Say how many lines of the records include the string "Drag". Nothing else belongs in the answer.
──────────
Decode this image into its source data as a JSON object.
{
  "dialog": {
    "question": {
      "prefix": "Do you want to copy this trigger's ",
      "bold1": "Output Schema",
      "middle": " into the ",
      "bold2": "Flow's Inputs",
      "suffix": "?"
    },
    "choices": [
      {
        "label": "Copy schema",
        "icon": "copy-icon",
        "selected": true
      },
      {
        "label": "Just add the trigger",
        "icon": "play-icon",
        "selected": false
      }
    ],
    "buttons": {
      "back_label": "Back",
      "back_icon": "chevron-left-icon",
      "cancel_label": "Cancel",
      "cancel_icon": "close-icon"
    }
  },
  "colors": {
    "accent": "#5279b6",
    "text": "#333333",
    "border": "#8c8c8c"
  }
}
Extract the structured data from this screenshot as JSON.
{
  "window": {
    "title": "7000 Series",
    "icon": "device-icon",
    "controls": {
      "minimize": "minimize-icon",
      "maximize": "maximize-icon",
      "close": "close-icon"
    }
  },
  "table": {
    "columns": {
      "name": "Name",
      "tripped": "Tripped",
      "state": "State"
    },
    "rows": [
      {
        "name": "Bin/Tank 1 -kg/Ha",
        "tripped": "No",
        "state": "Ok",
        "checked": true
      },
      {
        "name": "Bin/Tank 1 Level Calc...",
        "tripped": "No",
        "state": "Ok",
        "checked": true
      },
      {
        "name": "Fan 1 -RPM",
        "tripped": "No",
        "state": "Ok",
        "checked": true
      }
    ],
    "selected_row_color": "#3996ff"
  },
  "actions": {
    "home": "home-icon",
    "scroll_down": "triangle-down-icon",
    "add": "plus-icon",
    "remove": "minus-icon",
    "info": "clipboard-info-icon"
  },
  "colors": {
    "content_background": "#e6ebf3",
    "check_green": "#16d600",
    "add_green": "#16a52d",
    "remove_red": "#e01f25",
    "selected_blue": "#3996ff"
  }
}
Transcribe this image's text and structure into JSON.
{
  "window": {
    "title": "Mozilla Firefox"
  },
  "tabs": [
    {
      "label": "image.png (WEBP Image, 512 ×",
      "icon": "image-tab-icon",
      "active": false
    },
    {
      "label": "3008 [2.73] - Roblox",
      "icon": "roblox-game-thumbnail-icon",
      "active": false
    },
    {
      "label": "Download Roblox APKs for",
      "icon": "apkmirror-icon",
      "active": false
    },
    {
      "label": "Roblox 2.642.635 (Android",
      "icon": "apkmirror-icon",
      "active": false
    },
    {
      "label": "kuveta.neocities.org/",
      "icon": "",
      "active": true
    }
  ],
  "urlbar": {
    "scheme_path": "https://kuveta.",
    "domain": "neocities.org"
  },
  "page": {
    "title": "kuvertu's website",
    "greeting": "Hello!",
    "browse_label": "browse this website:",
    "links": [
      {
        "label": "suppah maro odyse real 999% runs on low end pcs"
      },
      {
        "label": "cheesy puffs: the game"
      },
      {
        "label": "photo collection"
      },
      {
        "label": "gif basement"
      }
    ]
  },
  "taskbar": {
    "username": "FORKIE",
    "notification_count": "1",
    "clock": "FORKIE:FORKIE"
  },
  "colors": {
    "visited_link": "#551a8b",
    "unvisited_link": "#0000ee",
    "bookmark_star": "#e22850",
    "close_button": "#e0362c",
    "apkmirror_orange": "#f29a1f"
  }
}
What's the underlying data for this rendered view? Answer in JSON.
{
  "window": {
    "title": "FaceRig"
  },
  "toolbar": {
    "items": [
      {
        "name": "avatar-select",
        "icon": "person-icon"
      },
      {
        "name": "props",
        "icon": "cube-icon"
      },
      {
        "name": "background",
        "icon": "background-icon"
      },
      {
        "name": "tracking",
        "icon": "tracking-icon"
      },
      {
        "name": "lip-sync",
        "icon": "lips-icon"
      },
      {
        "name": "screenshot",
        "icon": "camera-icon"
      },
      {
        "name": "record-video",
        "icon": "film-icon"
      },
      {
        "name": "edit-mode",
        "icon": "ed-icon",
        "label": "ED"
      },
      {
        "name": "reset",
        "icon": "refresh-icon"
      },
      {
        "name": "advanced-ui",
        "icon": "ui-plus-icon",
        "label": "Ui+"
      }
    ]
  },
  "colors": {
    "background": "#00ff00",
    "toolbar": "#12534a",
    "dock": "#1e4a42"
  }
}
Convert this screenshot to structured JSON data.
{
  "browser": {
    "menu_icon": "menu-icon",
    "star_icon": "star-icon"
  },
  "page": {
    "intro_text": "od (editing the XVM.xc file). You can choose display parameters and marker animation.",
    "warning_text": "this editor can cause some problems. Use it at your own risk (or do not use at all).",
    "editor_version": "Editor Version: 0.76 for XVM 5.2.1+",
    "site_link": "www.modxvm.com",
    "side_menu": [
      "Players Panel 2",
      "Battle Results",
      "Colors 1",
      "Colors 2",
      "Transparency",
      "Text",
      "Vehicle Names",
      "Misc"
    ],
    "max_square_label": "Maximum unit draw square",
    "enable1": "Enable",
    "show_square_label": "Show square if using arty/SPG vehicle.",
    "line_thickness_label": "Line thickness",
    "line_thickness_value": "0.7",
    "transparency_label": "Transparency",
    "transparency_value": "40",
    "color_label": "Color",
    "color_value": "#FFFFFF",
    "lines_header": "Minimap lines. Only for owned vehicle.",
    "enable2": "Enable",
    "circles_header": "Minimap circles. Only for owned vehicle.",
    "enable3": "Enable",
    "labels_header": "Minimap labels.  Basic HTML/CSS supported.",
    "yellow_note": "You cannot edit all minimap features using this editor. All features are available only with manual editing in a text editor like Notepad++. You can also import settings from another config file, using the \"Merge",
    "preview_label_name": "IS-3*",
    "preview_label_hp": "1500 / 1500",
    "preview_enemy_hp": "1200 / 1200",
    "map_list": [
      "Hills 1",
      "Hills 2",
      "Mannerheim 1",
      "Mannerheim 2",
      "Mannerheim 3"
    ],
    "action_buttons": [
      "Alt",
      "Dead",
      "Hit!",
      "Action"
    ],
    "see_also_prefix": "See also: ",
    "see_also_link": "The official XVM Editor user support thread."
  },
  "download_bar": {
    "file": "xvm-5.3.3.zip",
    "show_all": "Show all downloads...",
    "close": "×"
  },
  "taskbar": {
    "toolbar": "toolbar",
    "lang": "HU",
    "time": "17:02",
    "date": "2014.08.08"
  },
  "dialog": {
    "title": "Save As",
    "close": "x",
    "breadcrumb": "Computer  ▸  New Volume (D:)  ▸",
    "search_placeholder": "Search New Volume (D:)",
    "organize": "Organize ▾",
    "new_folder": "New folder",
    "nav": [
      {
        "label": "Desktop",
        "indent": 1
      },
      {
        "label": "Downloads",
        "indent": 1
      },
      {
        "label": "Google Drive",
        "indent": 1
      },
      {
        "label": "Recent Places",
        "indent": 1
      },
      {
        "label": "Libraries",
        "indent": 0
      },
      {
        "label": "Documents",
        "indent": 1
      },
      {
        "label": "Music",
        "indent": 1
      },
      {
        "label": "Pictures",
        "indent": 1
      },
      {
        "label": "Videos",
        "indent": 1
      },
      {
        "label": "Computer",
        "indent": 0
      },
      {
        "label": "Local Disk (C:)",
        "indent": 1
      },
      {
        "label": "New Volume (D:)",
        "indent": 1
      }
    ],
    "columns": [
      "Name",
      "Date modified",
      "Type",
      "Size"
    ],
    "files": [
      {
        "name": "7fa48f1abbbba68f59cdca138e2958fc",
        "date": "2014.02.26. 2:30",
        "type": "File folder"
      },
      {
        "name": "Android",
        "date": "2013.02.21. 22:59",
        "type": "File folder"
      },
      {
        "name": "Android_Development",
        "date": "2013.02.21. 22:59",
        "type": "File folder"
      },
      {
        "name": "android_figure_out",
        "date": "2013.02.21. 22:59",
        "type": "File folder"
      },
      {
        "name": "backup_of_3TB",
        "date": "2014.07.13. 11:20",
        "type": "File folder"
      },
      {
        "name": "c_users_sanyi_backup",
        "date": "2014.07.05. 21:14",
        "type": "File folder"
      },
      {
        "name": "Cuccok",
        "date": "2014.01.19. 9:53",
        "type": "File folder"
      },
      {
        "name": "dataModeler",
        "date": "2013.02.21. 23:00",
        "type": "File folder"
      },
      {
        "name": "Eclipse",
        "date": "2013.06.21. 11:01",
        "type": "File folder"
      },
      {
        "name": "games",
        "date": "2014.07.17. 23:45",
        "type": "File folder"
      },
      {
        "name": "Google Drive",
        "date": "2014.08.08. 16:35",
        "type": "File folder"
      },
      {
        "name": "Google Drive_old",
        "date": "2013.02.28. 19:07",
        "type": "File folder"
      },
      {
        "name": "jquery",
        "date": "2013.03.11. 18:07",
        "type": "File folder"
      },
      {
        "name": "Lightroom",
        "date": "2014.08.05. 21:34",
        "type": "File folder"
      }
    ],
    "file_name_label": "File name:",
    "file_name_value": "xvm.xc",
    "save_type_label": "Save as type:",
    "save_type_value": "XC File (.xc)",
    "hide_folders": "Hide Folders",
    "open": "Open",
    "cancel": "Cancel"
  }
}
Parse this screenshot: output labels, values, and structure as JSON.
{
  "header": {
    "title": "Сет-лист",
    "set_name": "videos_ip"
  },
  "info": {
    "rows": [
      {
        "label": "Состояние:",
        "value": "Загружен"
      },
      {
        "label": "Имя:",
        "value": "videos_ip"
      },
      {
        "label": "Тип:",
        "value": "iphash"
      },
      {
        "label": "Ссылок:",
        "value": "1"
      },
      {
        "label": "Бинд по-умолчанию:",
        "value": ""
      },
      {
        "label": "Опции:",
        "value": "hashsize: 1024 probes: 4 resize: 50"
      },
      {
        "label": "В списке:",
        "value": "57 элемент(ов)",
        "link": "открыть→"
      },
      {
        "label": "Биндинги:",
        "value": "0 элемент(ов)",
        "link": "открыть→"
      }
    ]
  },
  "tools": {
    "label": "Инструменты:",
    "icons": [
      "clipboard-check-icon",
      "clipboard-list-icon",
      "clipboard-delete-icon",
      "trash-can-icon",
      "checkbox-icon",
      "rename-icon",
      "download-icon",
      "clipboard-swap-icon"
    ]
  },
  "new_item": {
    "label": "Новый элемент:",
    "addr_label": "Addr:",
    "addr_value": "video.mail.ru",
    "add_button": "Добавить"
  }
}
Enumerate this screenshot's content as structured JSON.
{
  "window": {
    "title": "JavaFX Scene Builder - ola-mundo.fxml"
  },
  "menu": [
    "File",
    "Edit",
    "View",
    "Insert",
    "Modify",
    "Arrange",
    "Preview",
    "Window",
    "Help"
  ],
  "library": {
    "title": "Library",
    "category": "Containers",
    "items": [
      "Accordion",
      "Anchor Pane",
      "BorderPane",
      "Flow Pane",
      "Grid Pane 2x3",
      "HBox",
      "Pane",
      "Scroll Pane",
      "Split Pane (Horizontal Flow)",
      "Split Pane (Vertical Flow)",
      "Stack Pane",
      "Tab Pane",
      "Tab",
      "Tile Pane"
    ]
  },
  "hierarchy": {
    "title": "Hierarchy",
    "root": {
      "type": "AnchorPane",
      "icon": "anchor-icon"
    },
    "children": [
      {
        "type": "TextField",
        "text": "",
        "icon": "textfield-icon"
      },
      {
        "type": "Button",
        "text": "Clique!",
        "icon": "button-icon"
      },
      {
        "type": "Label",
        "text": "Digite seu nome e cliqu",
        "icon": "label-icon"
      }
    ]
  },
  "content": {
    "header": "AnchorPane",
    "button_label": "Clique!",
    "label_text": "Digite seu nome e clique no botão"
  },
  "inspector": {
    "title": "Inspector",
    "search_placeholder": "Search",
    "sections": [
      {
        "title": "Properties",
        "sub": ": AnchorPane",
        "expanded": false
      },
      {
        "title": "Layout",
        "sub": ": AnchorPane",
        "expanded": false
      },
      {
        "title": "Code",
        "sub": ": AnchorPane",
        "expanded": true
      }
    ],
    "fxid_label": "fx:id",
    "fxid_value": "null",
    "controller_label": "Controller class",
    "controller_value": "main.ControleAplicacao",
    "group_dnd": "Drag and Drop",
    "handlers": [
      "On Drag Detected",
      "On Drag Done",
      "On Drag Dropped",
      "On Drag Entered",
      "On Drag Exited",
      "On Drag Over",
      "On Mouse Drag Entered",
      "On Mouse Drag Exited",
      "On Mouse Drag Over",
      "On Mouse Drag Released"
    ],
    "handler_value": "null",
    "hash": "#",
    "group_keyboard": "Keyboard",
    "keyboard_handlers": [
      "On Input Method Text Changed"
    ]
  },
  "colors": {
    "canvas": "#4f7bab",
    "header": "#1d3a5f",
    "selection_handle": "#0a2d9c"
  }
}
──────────
Task solution - 11